Avio, the Italy-based aerospace company, faces a significant setback as its Vega rocket, known for its distinctive profile in the launch industry, approaches its last mission.
Recent reports from the European Spaceflight newsletter reveal a disconcerting development—two vital propellant tanks from the fourth stage of the Vega rocket, powered by dimethylhydrazine and nitrogen tetroxide fuel, went missing earlier this year.
Although there’s been a subsequent discovery of the propellant tanks, the condition in which they were found raises alarms. According to the newsletter, the tanks were recovered in a crushed state, alongside metal scraps in a landfill. This poses a substantial challenge for Avio, given that this launch marks the end of the Vega rocket’s service, and the production lines for this specific hardware are already closed.
The imminent mission involves launching the 1,250-kg BIOMASS satellite for the European Space Agency. This pivotal satellite mission aims to utilize a P-band synthetic aperture radar to monitor Earth’s forests’ health and track changes over time. Valued at over $200 million, the satellite’s launch hangs in the balance due to the compromised state of the propellant tanks.
A rocket with lots of problems
The Vega rocket, introduced in 2012, was designed for missions like the BIOMASS satellite. With a lift capacity of just over 2 metric tons to low-Earth orbit, it sits between small-lift and medium-lift rockets in terms of power. However, the Vega rocket faces challenges, particularly in terms of cost and reliability.
Priced at approximately $35 million to $40 million per launch, it struggles to compete with newer, cost-effective small launch companies and the more reliable Falcon 9.
Reliability concerns further compound the challenges for Vega, with two failures in its last seven launches and a lifetime failure rate of 10 percent across 21 launches. In response to these issues, Avio developed the Vega C rocket, offering increased lift capacity and reliability at a comparable price. Despite a successful debut in 2022, the second mission in December 2022 faced a second-stage failure, delaying the Vega C’s return to flight until at least a year from now.

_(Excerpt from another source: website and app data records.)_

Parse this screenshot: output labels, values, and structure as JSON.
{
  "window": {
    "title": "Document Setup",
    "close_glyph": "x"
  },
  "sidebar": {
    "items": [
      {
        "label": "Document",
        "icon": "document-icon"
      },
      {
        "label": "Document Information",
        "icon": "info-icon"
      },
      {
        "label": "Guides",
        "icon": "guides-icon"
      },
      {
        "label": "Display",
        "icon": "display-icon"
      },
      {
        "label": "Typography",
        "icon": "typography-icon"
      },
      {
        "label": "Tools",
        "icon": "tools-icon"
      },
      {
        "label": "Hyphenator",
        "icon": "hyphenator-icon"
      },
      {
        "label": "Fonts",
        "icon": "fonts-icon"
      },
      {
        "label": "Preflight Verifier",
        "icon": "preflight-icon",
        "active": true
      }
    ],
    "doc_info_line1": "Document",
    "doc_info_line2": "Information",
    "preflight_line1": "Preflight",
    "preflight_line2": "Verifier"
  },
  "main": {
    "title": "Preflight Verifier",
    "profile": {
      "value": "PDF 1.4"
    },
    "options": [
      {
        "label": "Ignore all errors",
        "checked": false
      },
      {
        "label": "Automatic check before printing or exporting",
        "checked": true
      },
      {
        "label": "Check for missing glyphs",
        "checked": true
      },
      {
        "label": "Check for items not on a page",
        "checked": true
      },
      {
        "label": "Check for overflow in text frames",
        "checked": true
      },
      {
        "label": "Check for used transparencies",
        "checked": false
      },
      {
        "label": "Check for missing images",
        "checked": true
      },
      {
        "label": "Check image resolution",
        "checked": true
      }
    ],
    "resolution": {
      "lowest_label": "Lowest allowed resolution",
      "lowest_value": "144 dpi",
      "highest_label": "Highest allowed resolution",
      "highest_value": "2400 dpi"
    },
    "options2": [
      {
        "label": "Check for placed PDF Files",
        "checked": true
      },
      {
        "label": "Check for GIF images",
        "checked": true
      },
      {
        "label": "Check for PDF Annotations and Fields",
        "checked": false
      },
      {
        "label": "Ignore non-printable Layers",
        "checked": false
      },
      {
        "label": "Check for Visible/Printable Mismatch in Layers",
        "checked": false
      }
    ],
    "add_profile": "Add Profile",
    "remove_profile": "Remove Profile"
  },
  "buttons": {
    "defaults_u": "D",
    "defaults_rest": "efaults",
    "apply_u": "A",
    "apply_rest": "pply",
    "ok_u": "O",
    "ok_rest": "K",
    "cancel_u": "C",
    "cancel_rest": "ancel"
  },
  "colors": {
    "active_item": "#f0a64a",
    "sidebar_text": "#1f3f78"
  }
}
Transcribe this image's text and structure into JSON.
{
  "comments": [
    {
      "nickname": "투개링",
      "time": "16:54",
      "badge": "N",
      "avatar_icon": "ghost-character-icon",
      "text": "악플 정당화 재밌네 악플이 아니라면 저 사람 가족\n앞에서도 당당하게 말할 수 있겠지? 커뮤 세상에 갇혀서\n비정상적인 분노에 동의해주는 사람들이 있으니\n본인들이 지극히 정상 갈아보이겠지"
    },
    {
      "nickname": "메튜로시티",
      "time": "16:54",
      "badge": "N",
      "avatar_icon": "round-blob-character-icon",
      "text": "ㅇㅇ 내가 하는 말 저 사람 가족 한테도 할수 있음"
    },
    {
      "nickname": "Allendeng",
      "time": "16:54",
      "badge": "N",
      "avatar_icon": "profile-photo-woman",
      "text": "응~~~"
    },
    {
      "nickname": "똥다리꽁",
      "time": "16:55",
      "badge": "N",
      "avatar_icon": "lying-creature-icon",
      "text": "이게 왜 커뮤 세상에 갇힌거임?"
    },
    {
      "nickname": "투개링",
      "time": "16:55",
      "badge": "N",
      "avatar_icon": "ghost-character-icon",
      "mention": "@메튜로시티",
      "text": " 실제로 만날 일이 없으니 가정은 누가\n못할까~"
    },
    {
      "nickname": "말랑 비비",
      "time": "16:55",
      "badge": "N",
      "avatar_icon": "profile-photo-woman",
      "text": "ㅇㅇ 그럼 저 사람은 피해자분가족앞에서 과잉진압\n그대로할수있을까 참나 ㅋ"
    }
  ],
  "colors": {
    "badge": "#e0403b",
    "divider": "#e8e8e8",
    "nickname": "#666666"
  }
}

The ongoing troubles with the Vega C rocket leave the European Space Agency with limited options for launching its BIOMASS satellite in the near term. The Ariane 6 rocket, set to debut in at least six months, presents a costly alternative with a lengthy backlog. Turning to SpaceX and its Falcon 9 is also doubtful.
Is there a solution?
To navigate this challenging situation, Avio is exploring two options, as reported by European Spaceflight.
The first involves utilizing old propellant tanks originally built for qualification tests of the Avio rocket over a decade ago. While engineers have reservations about their integrity due to age and the lack of intended flight, the company could subject two of these tanks to re-qualification tests for potential use in the launch.
The second option involves modifying the upper stage used by the Vega C rocket for compatibility with the original Vega rocket. However, uncertainties arise as the new AVUM+ upper stage was not initially intended for the original Vega rocket, raising questions about the European Space Agency’s willingness to endorse such a makeshift solution, which would basically be a test launch, for its valuable satellite launch.
The fate of the BIOMASS satellite mission now hangs in the balance as Avio navigates these intricate challenges in the twilight of the Vega rocket’s career.